    Seeing the success and popularity of the project in 1996 Ron committed it to writing and approached Haynes to publish it as a book, this went on to be the company’s best ever publishing success and with the release of a second edition in 2000 has continued to rank amongst it’s best seller for many years right up to present day.



    The book covers the construction of a two seater sports car from the cutting of steel to make a spaceframe chassis, through advice on donor parts to completion and with the new release even advice on how to race this in the immensely popular Locost racing series organised by the 750 motor club in the UK.


    The starting point of the car is the chassis a spaceframe chassis of predominantly 16 gauge (1.6mm) rectangular tube steel, with levels of strength, torsional stiffness and light weight to most of its production rivals. The ‘book’ chassis can be improved on but for normal road use the original design has few flaws. The suspension followed traditional ideas of the time, the front end comprising of double round tube wishbones with Ford ball joints, uprights and hubs from the then copious supply of Cortinas in the scrapyards, a Ford Escort providing a suitable steering rack and column. The rear end comprising of a live axle from a Ford escort with trailing arms and panhard rod combination. The body being a combination of aluminium sheeting and glass fibre panels to produce an attractive outline not unlike Mr Chapmans creation.

    The release of the book generated an almost cult like following and this in turn has produced a huge market which is still to this day growing at an amazing rate, the attraction of the car along with many peoples lack of ability to produce components to an adequate standard spawn a multitude of small companies producing all manner of parts for the Locost idea, many of these companies moving on to become more ‘traditional’ kit car manufacturers. Ron himself was a key member of one of the first companies, Locost Ltd, unfortunately Rons interest were never as a kit car component manufacturer, and the company sadly fell into demise, Grant Lockhead and Matt Wright of Luego Sportscars, who had for some time been producing chassis for Ron’s company, took over what remained of the business and still to this day produce parts and complete kits which stay true to the original design.
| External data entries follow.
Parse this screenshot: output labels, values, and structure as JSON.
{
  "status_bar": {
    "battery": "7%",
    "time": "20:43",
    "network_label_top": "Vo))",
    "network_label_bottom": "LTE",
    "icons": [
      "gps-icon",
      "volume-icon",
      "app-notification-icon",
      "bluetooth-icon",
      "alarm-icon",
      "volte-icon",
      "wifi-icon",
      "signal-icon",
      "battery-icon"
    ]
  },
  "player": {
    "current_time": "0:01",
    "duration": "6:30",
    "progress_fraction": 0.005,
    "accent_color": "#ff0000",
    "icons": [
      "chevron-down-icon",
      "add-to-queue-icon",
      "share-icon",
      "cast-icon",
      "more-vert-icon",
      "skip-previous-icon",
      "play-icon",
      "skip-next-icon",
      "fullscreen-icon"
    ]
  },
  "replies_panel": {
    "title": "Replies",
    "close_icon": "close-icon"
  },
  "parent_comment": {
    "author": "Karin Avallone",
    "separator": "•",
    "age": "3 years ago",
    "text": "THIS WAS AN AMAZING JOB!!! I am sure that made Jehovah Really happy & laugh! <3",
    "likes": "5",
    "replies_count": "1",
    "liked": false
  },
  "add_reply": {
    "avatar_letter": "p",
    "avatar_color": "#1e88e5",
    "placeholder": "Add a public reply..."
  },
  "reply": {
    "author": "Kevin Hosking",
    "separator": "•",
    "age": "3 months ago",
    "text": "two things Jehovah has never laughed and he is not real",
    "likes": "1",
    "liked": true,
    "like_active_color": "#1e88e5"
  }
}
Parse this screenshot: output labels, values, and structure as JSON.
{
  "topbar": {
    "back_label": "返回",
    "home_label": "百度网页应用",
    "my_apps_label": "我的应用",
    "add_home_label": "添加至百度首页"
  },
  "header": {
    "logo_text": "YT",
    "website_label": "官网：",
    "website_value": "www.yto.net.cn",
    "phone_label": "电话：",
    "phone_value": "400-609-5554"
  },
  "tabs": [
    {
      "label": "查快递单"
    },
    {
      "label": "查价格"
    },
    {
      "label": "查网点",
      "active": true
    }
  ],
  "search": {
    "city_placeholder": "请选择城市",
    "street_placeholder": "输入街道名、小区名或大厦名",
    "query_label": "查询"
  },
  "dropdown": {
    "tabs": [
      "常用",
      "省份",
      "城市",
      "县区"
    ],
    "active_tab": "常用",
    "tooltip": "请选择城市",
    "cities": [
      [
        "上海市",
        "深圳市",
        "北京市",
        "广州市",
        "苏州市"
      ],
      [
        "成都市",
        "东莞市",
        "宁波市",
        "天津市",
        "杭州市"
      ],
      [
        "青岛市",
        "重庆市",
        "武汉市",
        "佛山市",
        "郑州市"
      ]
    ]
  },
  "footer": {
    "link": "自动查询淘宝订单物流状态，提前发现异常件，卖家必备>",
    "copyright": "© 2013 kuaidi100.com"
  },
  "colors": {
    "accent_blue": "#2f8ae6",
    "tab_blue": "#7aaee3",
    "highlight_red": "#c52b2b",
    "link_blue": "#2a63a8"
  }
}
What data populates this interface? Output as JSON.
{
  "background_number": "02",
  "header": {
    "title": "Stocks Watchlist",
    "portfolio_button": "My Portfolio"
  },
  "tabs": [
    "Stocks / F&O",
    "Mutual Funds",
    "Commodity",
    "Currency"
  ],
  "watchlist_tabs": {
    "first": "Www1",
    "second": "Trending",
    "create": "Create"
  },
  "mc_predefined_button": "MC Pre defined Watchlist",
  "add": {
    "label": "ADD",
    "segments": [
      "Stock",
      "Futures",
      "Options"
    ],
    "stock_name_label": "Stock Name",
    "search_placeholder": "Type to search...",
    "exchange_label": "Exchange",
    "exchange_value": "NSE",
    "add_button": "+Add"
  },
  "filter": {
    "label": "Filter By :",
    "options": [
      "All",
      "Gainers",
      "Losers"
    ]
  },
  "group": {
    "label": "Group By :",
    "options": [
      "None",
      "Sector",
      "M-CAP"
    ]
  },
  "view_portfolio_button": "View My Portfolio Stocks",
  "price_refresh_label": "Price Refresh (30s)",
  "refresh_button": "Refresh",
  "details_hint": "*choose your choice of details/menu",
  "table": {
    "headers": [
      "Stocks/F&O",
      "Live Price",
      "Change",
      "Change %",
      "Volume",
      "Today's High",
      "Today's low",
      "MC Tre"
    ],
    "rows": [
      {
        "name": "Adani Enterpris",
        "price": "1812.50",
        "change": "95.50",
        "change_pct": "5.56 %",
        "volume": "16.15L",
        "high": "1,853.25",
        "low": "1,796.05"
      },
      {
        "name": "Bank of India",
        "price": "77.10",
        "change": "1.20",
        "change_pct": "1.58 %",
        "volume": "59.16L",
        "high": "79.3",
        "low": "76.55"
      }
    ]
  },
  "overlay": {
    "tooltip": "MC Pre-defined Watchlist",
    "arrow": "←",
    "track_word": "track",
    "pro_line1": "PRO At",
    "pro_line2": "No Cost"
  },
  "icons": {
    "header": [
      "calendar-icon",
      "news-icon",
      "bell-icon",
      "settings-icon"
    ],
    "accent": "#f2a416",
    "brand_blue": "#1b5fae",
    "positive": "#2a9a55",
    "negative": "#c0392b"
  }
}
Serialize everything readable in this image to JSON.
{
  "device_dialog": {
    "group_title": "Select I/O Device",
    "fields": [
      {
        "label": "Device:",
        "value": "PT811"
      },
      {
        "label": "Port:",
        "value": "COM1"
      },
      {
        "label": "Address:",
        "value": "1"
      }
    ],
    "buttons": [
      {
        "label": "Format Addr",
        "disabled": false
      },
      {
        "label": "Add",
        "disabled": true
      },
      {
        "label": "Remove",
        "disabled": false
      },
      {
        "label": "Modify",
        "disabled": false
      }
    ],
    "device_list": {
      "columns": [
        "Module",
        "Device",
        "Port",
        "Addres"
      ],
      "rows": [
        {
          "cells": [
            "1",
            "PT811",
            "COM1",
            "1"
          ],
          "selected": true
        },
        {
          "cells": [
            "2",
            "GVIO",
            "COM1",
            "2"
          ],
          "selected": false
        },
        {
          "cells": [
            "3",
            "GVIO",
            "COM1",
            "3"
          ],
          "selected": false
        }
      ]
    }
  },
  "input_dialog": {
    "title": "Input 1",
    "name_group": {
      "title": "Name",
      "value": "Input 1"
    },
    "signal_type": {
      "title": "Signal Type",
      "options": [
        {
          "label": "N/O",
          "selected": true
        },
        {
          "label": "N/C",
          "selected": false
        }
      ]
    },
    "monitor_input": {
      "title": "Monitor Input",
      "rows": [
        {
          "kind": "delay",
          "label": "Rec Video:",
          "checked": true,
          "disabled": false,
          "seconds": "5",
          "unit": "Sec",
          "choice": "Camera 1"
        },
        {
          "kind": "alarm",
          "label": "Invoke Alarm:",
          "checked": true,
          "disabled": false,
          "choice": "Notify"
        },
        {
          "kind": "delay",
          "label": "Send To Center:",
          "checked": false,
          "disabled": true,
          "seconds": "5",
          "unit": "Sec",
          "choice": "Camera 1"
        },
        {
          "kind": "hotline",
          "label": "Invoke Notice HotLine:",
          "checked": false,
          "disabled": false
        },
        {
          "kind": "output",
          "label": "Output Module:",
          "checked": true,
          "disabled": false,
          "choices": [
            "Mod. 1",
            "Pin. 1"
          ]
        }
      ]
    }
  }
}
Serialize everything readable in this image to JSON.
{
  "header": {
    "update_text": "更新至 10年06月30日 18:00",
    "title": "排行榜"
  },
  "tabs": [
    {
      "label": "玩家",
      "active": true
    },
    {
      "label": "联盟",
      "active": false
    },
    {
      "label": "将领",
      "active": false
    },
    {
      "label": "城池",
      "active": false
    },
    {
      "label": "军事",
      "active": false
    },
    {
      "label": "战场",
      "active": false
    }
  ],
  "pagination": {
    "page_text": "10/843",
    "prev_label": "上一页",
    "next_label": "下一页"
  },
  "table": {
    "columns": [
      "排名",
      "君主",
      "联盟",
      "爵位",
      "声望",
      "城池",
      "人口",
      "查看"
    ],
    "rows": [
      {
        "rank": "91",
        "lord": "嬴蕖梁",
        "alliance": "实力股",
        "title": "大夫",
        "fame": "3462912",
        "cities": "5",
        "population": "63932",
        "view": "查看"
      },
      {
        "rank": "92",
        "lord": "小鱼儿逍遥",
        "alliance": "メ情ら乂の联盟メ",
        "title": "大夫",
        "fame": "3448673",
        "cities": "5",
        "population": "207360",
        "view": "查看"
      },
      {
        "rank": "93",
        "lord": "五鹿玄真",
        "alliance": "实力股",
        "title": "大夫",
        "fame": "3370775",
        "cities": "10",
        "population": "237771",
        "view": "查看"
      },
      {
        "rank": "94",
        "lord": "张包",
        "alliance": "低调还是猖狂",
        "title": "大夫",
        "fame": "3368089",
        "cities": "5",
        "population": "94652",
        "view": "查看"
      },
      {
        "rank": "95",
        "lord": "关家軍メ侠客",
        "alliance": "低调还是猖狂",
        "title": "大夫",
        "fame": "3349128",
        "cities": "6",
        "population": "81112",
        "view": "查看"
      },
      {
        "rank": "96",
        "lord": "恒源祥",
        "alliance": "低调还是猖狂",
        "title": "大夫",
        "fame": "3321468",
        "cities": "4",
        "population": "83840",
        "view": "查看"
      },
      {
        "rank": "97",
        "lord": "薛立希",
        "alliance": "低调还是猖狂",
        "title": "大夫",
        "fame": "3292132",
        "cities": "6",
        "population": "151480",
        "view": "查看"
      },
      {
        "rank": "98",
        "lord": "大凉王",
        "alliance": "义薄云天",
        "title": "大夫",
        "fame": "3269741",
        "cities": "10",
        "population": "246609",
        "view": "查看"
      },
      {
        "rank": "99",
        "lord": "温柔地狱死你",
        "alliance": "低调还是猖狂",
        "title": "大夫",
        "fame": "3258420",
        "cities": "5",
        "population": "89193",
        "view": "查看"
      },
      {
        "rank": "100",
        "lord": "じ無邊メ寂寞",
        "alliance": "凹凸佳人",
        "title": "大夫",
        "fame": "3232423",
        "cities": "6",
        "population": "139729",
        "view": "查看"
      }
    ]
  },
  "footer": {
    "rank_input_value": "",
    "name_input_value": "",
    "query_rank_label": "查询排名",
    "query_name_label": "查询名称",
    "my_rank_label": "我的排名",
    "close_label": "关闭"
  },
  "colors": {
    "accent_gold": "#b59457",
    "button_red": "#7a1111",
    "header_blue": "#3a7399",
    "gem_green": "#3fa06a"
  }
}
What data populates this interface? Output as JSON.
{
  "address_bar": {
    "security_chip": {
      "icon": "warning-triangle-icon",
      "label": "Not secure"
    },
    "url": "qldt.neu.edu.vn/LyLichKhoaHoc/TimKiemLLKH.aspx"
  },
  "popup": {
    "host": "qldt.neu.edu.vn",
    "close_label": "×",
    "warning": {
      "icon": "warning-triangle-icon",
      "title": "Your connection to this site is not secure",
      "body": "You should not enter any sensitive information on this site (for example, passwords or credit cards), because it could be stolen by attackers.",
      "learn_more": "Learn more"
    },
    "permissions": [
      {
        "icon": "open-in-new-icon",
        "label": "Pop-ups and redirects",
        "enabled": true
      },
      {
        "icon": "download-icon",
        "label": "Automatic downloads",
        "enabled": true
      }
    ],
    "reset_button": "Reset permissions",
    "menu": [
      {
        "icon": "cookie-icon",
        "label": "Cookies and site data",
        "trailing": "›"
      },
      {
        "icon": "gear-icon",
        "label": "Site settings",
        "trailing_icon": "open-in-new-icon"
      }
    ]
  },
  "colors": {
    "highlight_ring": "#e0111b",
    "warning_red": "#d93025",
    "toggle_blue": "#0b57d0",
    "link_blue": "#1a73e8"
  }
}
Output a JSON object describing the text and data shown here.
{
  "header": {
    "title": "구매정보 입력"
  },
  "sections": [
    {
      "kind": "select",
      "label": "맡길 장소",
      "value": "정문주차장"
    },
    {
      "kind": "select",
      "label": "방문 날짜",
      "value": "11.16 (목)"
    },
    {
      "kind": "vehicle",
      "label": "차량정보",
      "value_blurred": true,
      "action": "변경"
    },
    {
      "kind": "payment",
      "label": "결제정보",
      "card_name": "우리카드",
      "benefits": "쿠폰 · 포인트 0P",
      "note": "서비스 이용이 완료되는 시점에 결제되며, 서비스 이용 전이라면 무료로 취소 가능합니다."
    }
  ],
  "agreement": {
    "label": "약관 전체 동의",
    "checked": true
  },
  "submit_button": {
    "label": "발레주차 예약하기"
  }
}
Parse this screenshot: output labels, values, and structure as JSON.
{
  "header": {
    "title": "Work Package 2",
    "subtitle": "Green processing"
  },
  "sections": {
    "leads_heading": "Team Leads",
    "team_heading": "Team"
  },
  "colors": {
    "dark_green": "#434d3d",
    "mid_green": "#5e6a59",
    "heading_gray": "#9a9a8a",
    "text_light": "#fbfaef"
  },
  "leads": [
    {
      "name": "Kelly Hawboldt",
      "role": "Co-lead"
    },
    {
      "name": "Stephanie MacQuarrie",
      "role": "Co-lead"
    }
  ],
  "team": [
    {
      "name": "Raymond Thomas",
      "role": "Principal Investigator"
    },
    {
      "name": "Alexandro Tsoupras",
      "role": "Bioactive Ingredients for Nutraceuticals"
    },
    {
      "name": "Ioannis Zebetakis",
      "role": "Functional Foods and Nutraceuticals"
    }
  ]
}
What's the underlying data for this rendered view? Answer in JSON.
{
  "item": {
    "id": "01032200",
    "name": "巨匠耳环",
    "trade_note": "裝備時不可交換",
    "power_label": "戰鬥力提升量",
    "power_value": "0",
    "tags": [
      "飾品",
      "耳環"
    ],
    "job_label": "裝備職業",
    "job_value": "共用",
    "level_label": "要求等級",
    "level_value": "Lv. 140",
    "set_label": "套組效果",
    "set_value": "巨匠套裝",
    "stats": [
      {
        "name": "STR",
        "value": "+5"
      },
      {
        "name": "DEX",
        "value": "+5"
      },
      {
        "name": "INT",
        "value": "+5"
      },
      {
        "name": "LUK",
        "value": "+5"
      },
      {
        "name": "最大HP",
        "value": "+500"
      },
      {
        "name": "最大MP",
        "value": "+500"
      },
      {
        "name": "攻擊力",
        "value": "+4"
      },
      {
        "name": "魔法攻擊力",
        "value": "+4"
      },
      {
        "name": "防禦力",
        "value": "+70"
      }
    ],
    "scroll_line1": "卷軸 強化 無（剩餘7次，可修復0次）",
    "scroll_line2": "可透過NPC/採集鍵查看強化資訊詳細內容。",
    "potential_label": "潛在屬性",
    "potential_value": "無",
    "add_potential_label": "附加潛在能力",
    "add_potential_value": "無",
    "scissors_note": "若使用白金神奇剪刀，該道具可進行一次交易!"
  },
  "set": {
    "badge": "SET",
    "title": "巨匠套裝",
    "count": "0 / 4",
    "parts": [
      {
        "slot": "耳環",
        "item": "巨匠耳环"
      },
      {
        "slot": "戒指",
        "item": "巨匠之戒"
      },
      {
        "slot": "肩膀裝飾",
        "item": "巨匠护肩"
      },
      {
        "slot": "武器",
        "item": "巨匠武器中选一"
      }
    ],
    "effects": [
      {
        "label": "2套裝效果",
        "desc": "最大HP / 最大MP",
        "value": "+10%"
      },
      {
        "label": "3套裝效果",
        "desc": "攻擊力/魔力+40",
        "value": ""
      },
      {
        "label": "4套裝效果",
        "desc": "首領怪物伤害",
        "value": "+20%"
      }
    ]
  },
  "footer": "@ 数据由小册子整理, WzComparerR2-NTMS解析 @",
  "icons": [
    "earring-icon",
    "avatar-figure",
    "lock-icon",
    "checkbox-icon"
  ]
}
    Many companies have developed within the Locost concept, causing a remarkable resurgence of the Kit car market not only in the UK but throughout the world, there is now a huge choice in commercially available cars which follow the Locost idea, with specification and options to suit any possible requirement. The lack of availability of suitable Escort and Cortina donors in the UK have persuaded many manufacturers to change the designs to accept the readily available Ford Sierra to be used as a donor, this producing a much improved design with a true Independent Rear suspension, whilst the Kent Crossflow engine still remains as a popular choice for a ‘traditional’ Locost the Ford Pinto engine and other high performance engines from Vauxhall and Rover offering truly amazing performance from this sportscar. Here in South Africa we still have access to the Cortina and Escort donor parts, although many opt straight for the Sierra as a donor, the Toyota engines we have readily available provide an excellent choice for a Locost car.


    So assuming you decide to follow one of the varied routes to completing your own Locost, what can you expect to create, as always the answer has to do with costs, there are several reasons for opting for a lesser priced alternative to the guiding light of the Caterham Seven. Though the Caterham has undoubtedly been the catalyst for many a sports car dream, there are many who either cannot afford it or, if they can, are not prepared to invest the cost of ownership in a car which may spend the majority of it’s life parked in a garage. In addition, the Locost concept has produced a worldwide ‘club’ of likeminded individuals who will enthusiastically offer advice and experience for any manner of Locost build, The availability of economically priced components allow you to achieve an enormous amount of satisfaction from actually building a car yourself rather than just assembling a kit, whatever your ability.


    Locost SA are committed to assisting SA builders by offering a 'one-stop' source for all products needed to succesfully complete your build, wether it be from scratch or from a kit.

    The forum is a perfect meeting place to chat and get advice on your build, by getting involved in such a forum will drive you one to finish your goal, whilst offering the facility to discuss and resolve problems as a group rather than struggling along on your own.